And of course to make a whole, you just take 2 sets of 10 and sew them together. When you make a complete circle you will often get bubbles. Don't stress, those are adjustable. Just unpick the seam where the bubble is being formed and make the adjustment needed. Larger seam if there is a bubble, smaller seam if there is a pucker :) Adjust as many seams as necessary to get it to lie nice and flat :)
Now make as many corners, half's, and full circles as you like for your quilt. I went with the ruler of 3's and did 3 of each. Press your Neutral fabric yardage so there are no creases in it and trim the selvages and square it up. (Appx. 42" x 42") Then go ahead and lay your dresden pieces out shifting them around until you get a layout that is pleasing to you. (I played with mine for quite some time :) Once you have them all in place you need to secure them. Do this by either pinning the top and bottom of each plate (Yes, it is a lot of pins but worth it to keep everything nice and flat) or use Steam a Seam 2 Tape to secure the top and bottom of each plate.
Now you are ready to secure stitch your plates to your background yardage. I like to do an 1/8" seam so I use the edge of my presser foot as a guide and move my needle over as far right as it will go. Then just stitch along the edge of the plates. Go all the way around the inside first, and then repeat going all the way around the outside.

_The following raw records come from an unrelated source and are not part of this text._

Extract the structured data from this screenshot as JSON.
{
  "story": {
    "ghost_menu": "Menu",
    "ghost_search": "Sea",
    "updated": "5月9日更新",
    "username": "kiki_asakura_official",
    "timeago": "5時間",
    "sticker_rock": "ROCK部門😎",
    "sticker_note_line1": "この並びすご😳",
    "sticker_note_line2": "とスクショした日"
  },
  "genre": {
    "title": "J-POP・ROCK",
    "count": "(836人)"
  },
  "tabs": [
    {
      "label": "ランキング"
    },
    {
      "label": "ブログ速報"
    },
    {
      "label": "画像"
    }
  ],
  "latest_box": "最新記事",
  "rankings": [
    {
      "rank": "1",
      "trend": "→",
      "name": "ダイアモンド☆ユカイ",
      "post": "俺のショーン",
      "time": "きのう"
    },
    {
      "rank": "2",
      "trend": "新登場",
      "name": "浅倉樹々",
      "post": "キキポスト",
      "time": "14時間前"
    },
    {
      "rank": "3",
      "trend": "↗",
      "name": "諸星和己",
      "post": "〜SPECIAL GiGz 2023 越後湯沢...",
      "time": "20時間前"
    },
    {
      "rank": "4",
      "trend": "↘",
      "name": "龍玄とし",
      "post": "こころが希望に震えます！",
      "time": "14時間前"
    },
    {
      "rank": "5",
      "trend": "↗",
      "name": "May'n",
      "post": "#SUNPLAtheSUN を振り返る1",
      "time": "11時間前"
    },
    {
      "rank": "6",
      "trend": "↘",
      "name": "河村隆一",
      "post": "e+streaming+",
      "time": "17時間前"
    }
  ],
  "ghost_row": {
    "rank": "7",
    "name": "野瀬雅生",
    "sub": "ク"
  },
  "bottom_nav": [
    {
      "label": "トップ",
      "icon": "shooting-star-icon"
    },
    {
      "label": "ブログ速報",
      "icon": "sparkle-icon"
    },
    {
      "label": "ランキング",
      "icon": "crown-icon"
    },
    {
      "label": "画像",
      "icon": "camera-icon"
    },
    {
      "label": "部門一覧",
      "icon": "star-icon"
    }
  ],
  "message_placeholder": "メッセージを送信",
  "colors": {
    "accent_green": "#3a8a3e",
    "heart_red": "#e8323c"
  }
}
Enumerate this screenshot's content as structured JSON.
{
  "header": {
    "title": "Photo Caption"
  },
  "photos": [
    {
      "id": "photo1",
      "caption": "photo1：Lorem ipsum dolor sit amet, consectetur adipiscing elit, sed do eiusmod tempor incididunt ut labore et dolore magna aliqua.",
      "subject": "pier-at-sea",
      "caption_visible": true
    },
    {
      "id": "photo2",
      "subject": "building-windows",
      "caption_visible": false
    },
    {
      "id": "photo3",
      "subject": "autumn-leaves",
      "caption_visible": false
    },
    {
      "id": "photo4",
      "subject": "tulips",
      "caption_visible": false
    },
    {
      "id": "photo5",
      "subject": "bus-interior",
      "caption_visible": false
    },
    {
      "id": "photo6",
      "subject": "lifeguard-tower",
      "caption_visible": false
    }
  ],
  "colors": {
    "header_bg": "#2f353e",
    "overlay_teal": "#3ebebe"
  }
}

And once you have secure stitched all of your dresden plates you are ready to finish the quilt up. I used a water soluble pen and a 1" ruler to mark on my quilting design. It took a little while but I love the look of it :) After quilting, you are ready to bind. I used the remaining pieces of my fat quarters to make a fun scrappy binding that matched the Dresden Plates :)
Now just sit back and enjoy your beautiful Double Dresden Delight!!
As you can see, this little one is sure enjoying it :)
And here is a close-up of the quilting. I alternated the colors in stitching just to all a little pop :) I am thrilled with how the quilting turned out and really think it ended up adding to the overall effect :)
So that's it :) I hope you enjoyed the tutorial and that it got your creative juices flowing for your own EZ Dresden ruler creation :) Thank you so much for stopping by!! If you make your own version of the Double Dresden Delight I would love to see it. You can add it to my Inspired by Happy Quilting Flickr page.
And be sure to check out all of the great Dresden Projects!! So much inspiration, so little time :)